[[ DATA SUPPLIED, beginning ]]
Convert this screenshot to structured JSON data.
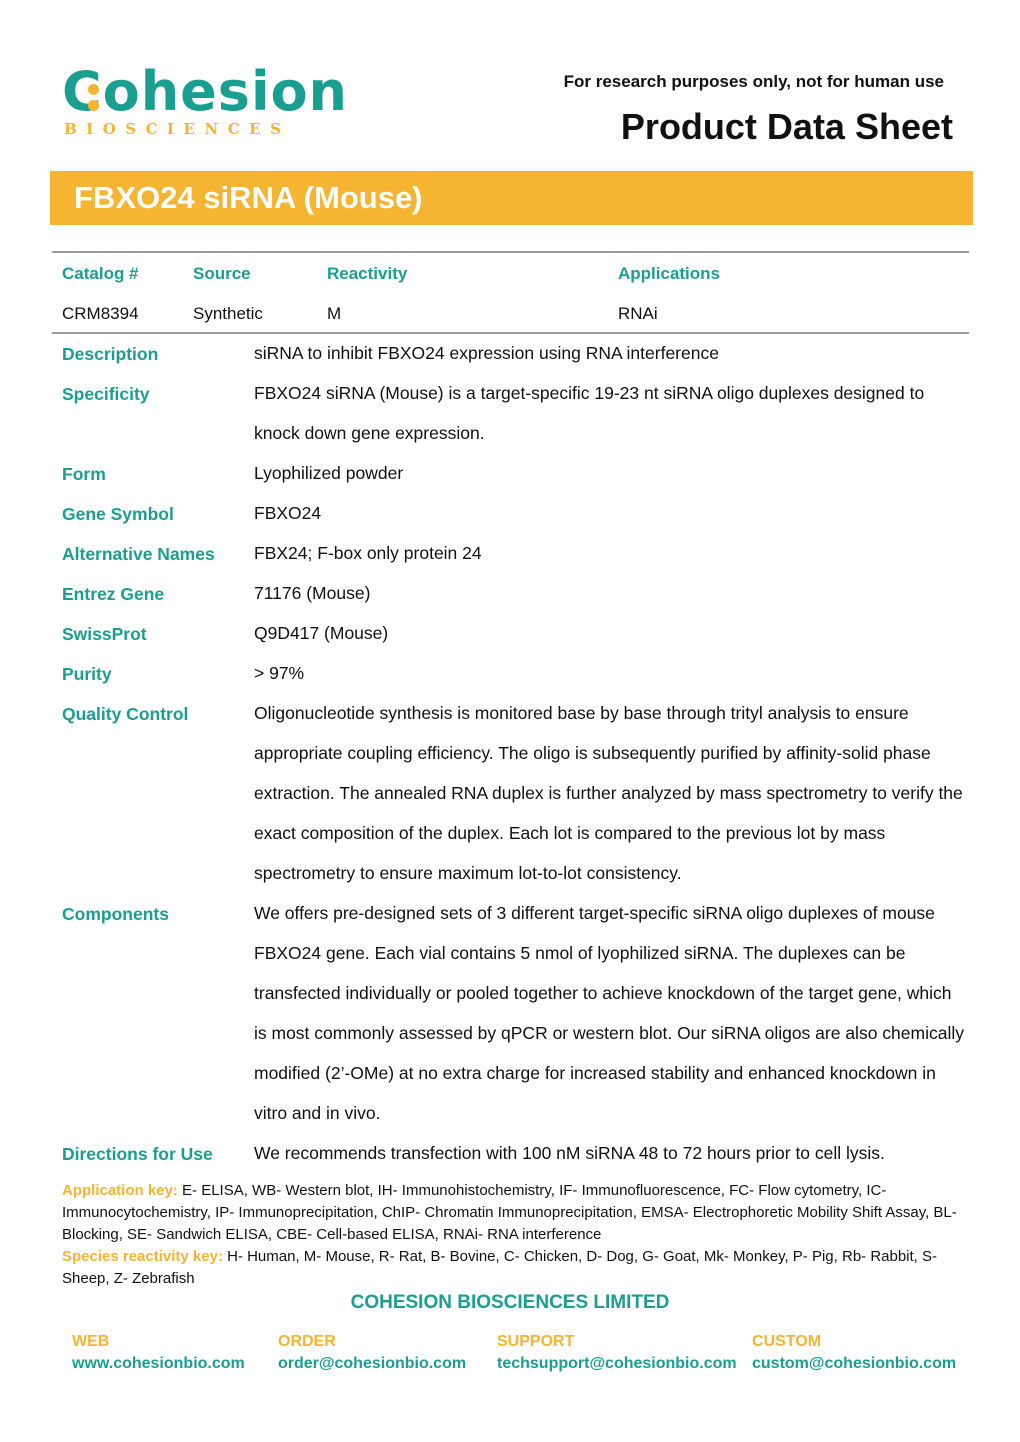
{
  "header": {
    "logo_word": "Cohesion",
    "logo_sub": "BIOSCIENCES",
    "disclaimer": "For research purposes only, not for human use",
    "doc_title": "Product Data Sheet"
  },
  "product_title": "FBXO24 siRNA (Mouse)",
  "summary_table": {
    "headers": [
      "Catalog #",
      "Source",
      "Reactivity",
      "Applications"
    ],
    "values": [
      "CRM8394",
      "Synthetic",
      "M",
      "RNAi"
    ]
  },
  "details": [
    {
      "label": "Description",
      "value": "siRNA to inhibit FBXO24 expression using RNA interference"
    },
    {
      "label": "Specificity",
      "value": "FBXO24 siRNA (Mouse) is a target-specific 19-23 nt siRNA oligo duplexes designed to knock down gene expression."
    },
    {
      "label": "Form",
      "value": "Lyophilized powder"
    },
    {
      "label": "Gene Symbol",
      "value": "FBXO24"
    },
    {
      "label": "Alternative Names",
      "value": "FBX24; F-box only protein 24"
    },
    {
      "label": "Entrez Gene",
      "value": "71176 (Mouse)"
    },
    {
      "label": "SwissProt",
      "value": "Q9D417 (Mouse)"
    },
    {
      "label": "Purity",
      "value": "> 97%"
    },
    {
      "label": "Quality Control",
      "value": "Oligonucleotide synthesis is monitored base by base through trityl analysis to ensure appropriate coupling efficiency. The oligo is subsequently purified by affinity-solid phase extraction. The annealed RNA duplex is further analyzed by mass spectrometry to verify the exact composition of the duplex. Each lot is compared to the previous lot by mass spectrometry to ensure maximum lot-to-lot consistency."
    },
    {
      "label": "Components",
      "value": "We offers pre-designed sets of 3 different target-specific siRNA oligo duplexes of mouse FBXO24 gene. Each vial contains 5 nmol of lyophilized siRNA. The duplexes can be transfected individually or pooled together to achieve knockdown of the target gene, which is most commonly assessed by qPCR or western blot. Our siRNA oligos are also chemically modified (2’-OMe) at no extra charge for increased stability and enhanced knockdown in vitro and in vivo."
    },
    {
      "label": "Directions for Use",
      "value": "We recommends transfection with 100 nM siRNA 48 to 72 hours prior to cell lysis."
    }
  ],
  "keys": {
    "application_label": "Application key:",
    "application_text": " E- ELISA, WB- Western blot, IH- Immunohistochemistry, IF- Immunofluorescence, FC- Flow cytometry, IC- Immunocytochemistry, IP- Immunoprecipitation, ChIP- Chromatin Immunoprecipitation, EMSA- Electrophoretic Mobility Shift Assay, BL- Blocking, SE- Sandwich ELISA, CBE- Cell-based ELISA, RNAi- RNA interference",
    "species_label": "Species reactivity key:",
    "species_text": " H- Human, M- Mouse, R- Rat, B- Bovine, C- Chicken, D- Dog, G- Goat, Mk- Monkey, P- Pig, Rb- Rabbit, S- Sheep, Z- Zebrafish"
  },
  "footer": {
    "company": "COHESION BIOSCIENCES LIMITED",
    "contacts": [
      {
        "label": "WEB",
        "value": "www.cohesionbio.com"
      },
      {
        "label": "ORDER",
        "value": "order@cohesionbio.com"
      },
      {
        "label": "SUPPORT",
        "value": "techsupport@cohesionbio.com"
      },
      {
        "label": "CUSTOM",
        "value": "custom@cohesionbio.com"
      }
    ]
  },
  "colors": {
    "brand_teal": "#1a9e90",
    "brand_gold": "#f5b532"
  }
}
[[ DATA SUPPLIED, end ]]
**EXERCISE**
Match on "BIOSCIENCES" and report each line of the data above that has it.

**WRITTEN RESPONSE**
    "logo_sub": "BIOSCIENCES",
    "company": "COHESION BIOSCIENCES LIMITED",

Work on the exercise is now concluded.